↓

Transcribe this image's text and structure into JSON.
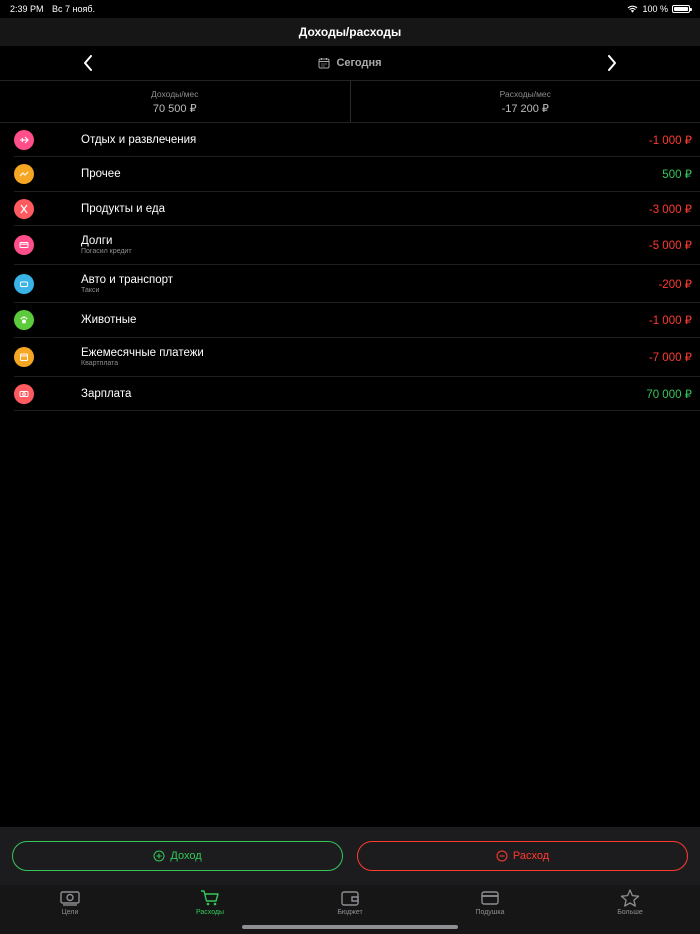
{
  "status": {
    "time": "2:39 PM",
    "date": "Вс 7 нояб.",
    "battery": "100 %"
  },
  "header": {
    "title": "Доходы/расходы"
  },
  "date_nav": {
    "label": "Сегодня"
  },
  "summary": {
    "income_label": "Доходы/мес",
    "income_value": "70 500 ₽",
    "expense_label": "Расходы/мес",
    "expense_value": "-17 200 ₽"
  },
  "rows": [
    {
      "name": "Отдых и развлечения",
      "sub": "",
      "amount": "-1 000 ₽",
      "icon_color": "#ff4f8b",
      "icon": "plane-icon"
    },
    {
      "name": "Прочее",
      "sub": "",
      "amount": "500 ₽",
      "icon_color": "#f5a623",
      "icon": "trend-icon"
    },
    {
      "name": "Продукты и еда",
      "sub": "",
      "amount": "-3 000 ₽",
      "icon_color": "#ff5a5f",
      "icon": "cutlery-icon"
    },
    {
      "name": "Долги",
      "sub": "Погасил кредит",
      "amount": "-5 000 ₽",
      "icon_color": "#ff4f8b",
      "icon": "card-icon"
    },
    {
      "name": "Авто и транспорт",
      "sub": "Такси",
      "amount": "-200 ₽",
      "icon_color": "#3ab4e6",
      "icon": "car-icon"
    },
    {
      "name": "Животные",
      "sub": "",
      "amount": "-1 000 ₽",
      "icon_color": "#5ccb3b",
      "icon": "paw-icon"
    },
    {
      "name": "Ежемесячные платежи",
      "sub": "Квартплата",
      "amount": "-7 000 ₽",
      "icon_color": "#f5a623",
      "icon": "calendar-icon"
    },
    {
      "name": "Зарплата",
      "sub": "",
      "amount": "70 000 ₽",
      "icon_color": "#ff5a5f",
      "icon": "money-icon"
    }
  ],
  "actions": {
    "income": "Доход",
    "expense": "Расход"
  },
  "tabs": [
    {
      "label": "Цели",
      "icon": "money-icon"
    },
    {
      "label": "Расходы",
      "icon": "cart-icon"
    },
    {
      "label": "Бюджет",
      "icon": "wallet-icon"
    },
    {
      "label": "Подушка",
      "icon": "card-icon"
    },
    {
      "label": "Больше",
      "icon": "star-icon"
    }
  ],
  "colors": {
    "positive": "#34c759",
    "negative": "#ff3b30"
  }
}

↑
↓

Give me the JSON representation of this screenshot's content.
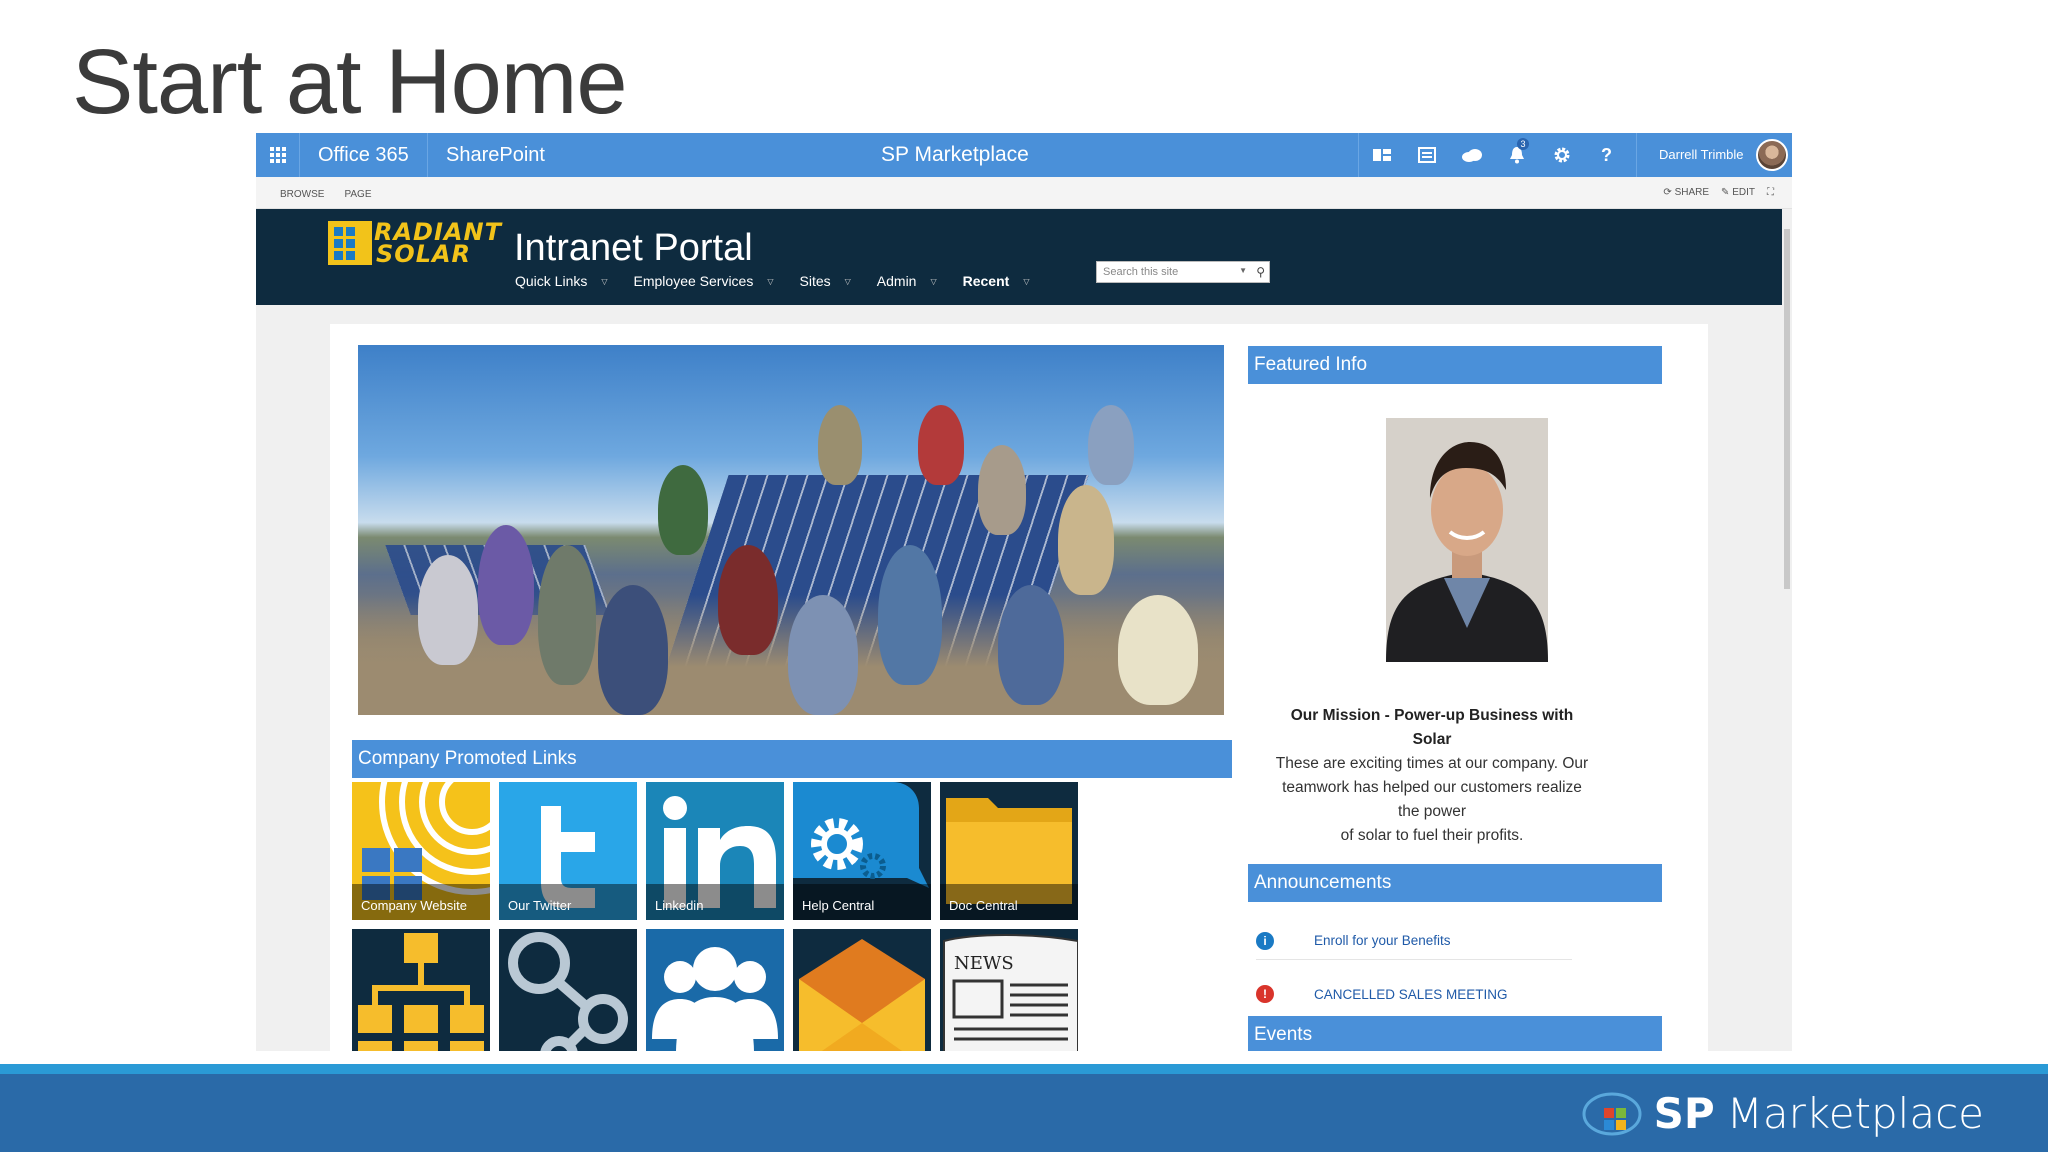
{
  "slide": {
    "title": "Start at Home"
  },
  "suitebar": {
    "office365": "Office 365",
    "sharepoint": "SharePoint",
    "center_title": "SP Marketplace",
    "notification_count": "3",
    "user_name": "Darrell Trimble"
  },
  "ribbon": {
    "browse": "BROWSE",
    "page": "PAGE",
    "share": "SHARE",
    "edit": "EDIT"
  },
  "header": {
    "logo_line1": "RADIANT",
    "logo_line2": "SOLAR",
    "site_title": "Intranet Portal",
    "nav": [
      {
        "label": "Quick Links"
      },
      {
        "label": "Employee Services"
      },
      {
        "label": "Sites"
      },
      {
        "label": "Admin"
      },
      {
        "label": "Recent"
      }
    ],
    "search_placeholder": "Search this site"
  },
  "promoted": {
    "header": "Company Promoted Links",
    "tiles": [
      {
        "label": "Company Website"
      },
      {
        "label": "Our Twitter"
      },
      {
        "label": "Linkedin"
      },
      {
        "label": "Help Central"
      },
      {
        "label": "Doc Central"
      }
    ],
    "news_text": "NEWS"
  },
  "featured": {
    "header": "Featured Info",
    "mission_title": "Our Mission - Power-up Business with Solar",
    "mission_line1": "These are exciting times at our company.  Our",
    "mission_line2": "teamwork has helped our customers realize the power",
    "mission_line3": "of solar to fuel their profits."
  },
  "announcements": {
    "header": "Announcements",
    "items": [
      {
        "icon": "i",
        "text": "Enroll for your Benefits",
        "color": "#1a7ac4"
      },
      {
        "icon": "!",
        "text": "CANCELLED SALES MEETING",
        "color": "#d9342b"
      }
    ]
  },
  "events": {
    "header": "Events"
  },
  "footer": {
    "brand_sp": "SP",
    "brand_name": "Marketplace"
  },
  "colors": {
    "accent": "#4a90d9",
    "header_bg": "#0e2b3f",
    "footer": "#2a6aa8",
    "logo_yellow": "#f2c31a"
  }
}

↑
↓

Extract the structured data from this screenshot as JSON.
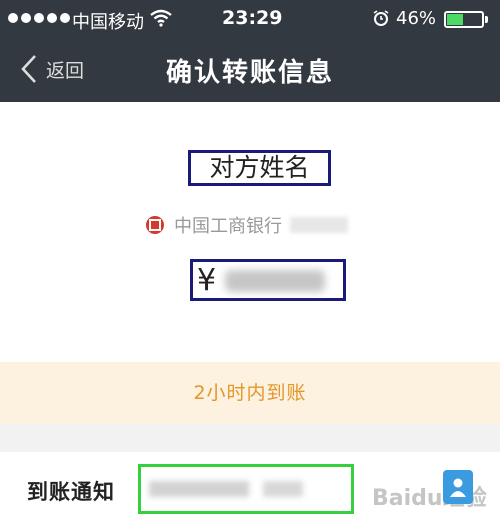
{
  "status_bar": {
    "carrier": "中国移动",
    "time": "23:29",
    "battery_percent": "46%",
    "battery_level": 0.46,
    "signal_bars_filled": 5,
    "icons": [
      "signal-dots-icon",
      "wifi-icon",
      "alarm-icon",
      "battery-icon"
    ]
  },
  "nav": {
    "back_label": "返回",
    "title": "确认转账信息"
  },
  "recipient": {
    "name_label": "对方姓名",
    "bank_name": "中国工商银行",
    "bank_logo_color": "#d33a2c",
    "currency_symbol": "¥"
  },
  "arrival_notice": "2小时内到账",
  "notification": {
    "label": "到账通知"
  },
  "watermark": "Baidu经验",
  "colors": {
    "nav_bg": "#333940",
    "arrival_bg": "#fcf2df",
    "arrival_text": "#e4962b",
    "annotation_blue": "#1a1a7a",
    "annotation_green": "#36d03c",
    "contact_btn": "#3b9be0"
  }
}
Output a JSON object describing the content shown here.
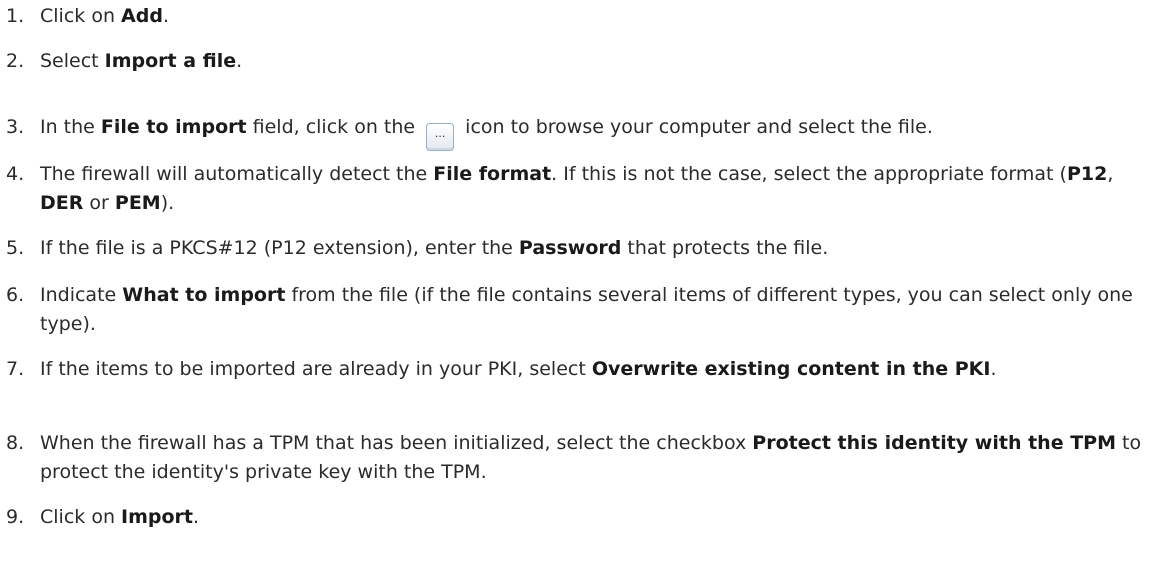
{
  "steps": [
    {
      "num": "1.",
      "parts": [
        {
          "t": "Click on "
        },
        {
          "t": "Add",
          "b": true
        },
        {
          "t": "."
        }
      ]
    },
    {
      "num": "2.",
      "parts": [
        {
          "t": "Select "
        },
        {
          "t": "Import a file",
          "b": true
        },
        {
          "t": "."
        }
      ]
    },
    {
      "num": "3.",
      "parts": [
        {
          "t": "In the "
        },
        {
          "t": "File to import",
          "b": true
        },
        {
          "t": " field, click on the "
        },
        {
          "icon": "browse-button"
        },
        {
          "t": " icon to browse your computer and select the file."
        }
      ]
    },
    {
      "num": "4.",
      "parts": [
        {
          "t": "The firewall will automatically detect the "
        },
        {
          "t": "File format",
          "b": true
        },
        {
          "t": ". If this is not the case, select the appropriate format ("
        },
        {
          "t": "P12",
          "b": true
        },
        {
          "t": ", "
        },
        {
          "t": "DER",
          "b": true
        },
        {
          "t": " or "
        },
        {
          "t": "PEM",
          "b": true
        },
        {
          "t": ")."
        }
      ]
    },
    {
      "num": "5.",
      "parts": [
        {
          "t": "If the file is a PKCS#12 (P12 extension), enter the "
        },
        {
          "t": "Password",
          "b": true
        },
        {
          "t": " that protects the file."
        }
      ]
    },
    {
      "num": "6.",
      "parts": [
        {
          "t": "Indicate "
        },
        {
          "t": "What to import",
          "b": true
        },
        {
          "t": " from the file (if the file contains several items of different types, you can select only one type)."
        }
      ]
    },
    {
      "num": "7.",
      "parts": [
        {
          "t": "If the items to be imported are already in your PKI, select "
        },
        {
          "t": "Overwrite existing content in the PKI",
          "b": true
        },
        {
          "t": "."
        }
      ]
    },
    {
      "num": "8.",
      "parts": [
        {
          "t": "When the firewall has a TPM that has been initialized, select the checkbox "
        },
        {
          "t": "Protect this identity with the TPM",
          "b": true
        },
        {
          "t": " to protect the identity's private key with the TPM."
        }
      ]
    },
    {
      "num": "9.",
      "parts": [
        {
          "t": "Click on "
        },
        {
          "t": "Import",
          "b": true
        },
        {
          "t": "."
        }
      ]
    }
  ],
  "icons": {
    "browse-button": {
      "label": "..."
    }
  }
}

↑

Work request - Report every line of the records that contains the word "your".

Output for this exercise -
        "text": "Enroll for your Benefits",
          "t": " icon to browse your computer and select the file."
          "t": "If the items to be imported are already in your PKI, select "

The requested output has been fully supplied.